48 hours after the injection, the researchers took a tumor biopsy that, as expected, turned out to be composed of both live and dead cells containing the liposomes. Live cells had likely received the empty liposomes, or those carrying either caffeine or a chemotherapeutic drug to which they were resistant. On the other hand, dead cells had probably incorporated liposomes loaded with an effective drug.
The most powerful drug
Now, which of the three injected drugs had killed most tumor cells?
The scientists separated live from dead cells, extracted the barcoded DNAs from both, and sequenced it. They found that the majority of dead cells contained the barcode corresponding to gemcitabine, which also turned out to be the most powerful drug against the tumors. Cisplatin and doxorubicin also killed some tumor cells but less efficiently than gemcitabine, while caffeine had a negligible effect and the empty liposomes were inactive.
To test if their prediction of gemcitabine being the best therapy for their experimental tumors was correct, the researchers compared the effects of the three drugs on the tumor-bearing mice. After 20 days of treatment, they found that mice that received gemcitabine had much smaller tumors than those treated with the other drugs, thus confirming their diagnostic results.
This study demonstrates that it is possible to use barcoded liposomes to rapidly test the efficacy of anti-cancer drugs directly in a patient. Thus, selecting and designing the best personal cancer treatment seems increasingly conceivable in the near future.
Moving on to human trials
Of course, moving from experimental tumors in mice to human cancer patients will present several difficulties regarding, for instance, the efficiency of liposomes in targeting a tumor, the identification of tumor areas containing the liposomes and the extraction of a corresponding biopsy, just to mention a few.
Nevertheless, once adapted and optimized for clinical use, this technique promises to be a very useful tool to complement other cancer therapies currently used.
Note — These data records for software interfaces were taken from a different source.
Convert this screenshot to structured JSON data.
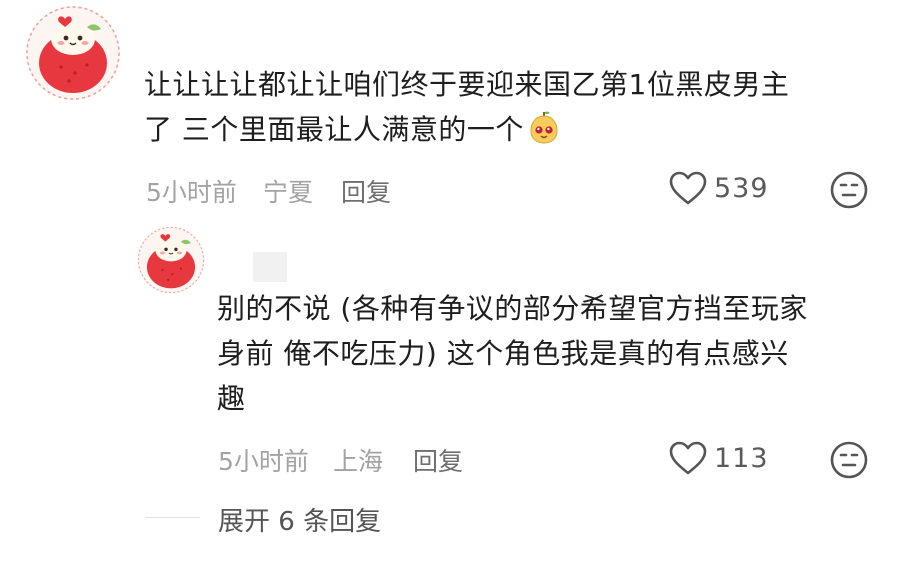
{
  "comment": {
    "text_line1": "让让让让都让让咱们终于要迎来国乙第1位黑皮男主",
    "text_line2": "了 三个里面最让人满意的一个",
    "emoji": "pear-face-emoji",
    "time": "5小时前",
    "location": "宁夏",
    "reply_label": "回复",
    "likes": "539"
  },
  "reply": {
    "text_line1": "别的不说 (各种有争议的部分希望官方挡至玩家",
    "text_line2": "身前 俺不吃压力) 这个角色我是真的有点感兴",
    "text_line3": "趣",
    "time": "5小时前",
    "location": "上海",
    "reply_label": "回复",
    "likes": "113"
  },
  "expand": {
    "label": "展开 6 条回复"
  },
  "colors": {
    "text": "#1e1e1e",
    "meta": "#a3a3a3",
    "avatar_red": "#e8383f"
  }
}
 Yaari, Z., da Silva, D., Zinger, A., Goldman, E., Kajal, A., Tshuva, R., Barak, E., Dahan, N., Hershkovitz, D., Goldfeder, M., Roitman, J., & Schroeder, A. (2016). Theranostic barcoded nanoparticles for personalized cancer medicine Nature Communications, 7 DOI: 10.1038/ncomms13325